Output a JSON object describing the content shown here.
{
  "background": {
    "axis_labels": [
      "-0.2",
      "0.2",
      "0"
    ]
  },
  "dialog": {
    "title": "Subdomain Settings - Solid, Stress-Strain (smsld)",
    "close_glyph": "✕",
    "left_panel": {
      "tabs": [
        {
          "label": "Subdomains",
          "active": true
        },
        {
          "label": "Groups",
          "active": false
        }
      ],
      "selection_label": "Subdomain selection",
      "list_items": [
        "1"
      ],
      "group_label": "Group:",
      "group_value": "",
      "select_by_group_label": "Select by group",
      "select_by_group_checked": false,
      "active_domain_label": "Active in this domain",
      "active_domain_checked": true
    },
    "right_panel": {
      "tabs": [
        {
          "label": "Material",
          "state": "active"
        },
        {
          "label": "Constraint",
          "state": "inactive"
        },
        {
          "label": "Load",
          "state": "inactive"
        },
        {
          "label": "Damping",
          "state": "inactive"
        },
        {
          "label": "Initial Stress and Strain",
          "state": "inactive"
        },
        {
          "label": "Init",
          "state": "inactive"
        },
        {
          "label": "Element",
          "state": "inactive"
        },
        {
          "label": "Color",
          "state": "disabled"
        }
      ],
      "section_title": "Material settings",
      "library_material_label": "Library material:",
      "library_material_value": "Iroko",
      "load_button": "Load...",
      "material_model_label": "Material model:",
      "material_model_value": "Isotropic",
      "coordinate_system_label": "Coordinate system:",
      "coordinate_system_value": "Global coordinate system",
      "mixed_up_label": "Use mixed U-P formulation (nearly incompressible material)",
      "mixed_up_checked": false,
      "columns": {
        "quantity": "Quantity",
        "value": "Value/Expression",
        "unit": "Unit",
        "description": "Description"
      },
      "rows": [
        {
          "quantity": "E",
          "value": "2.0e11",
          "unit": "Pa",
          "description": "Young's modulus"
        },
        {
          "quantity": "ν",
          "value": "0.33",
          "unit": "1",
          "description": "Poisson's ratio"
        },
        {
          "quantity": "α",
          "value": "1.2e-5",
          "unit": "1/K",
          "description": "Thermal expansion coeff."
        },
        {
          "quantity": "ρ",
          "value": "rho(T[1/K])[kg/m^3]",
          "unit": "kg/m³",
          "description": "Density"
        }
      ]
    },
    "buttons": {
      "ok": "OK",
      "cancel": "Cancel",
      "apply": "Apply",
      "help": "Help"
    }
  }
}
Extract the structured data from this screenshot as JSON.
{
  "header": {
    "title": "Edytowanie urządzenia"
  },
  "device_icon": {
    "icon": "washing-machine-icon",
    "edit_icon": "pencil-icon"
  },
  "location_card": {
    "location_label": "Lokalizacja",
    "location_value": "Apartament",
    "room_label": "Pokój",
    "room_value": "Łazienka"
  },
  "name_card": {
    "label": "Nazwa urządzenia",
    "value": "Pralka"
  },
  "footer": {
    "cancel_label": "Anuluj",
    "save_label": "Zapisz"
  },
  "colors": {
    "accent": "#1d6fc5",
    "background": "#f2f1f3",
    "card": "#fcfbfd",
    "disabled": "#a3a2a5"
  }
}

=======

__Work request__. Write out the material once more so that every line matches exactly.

__Reply to the task__.
Output a JSON object describing the content shown here.
{
  "background": {
    "axis_labels": [
      "-0.2",
      "0.2",
      "0"
    ]
  },
  "dialog": {
    "title": "Subdomain Settings - Solid, Stress-Strain (smsld)",
    "close_glyph": "✕",
    "left_panel": {
      "tabs": [
        {
          "label": "Subdomains",
          "active": true
        },
        {
          "label": "Groups",
          "active": false
        }
      ],
      "selection_label": "Subdomain selection",
      "list_items": [
        "1"
      ],
      "group_label": "Group:",
      "group_value": "",
      "select_by_group_label": "Select by group",
      "select_by_group_checked": false,
      "active_domain_label": "Active in this domain",
      "active_domain_checked": true
    },
    "right_panel": {
      "tabs": [
        {
          "label": "Material",
          "state": "active"
        },
        {
          "label": "Constraint",
          "state": "inactive"
        },
        {
          "label": "Load",
          "state": "inactive"
        },
        {
          "label": "Damping",
          "state": "inactive"
        },
        {
          "label": "Initial Stress and Strain",
          "state": "inactive"
        },
        {
          "label": "Init",
          "state": "inactive"
        },
        {
          "label": "Element",
          "state": "inactive"
        },
        {
          "label": "Color",
          "state": "disabled"
        }
      ],
      "section_title": "Material settings",
      "library_material_label": "Library material:",
      "library_material_value": "Iroko",
      "load_button": "Load...",
      "material_model_label": "Material model:",
      "material_model_value": "Isotropic",
      "coordinate_system_label": "Coordinate system:",
      "coordinate_system_value": "Global coordinate system",
      "mixed_up_label": "Use mixed U-P formulation (nearly incompressible material)",
      "mixed_up_checked": false,
      "columns": {
        "quantity": "Quantity",
        "value": "Value/Expression",
        "unit": "Unit",
        "description": "Description"
      },
      "rows": [
        {
          "quantity": "E",
          "value": "2.0e11",
          "unit": "Pa",
          "description": "Young's modulus"
        },
        {
          "quantity": "ν",
          "value": "0.33",
          "unit": "1",
          "description": "Poisson's ratio"
        },
        {
          "quantity": "α",
          "value": "1.2e-5",
          "unit": "1/K",
          "description": "Thermal expansion coeff."
        },
        {
          "quantity": "ρ",
          "value": "rho(T[1/K])[kg/m^3]",
          "unit": "kg/m³",
          "description": "Density"
        }
      ]
    },
    "buttons": {
      "ok": "OK",
      "cancel": "Cancel",
      "apply": "Apply",
      "help": "Help"
    }
  }
}
Extract the structured data from this screenshot as JSON.
{
  "header": {
    "title": "Edytowanie urządzenia"
  },
  "device_icon": {
    "icon": "washing-machine-icon",
    "edit_icon": "pencil-icon"
  },
  "location_card": {
    "location_label": "Lokalizacja",
    "location_value": "Apartament",
    "room_label": "Pokój",
    "room_value": "Łazienka"
  },
  "name_card": {
    "label": "Nazwa urządzenia",
    "value": "Pralka"
  },
  "footer": {
    "cancel_label": "Anuluj",
    "save_label": "Zapisz"
  },
  "colors": {
    "accent": "#1d6fc5",
    "background": "#f2f1f3",
    "card": "#fcfbfd",
    "disabled": "#a3a2a5"
  }
}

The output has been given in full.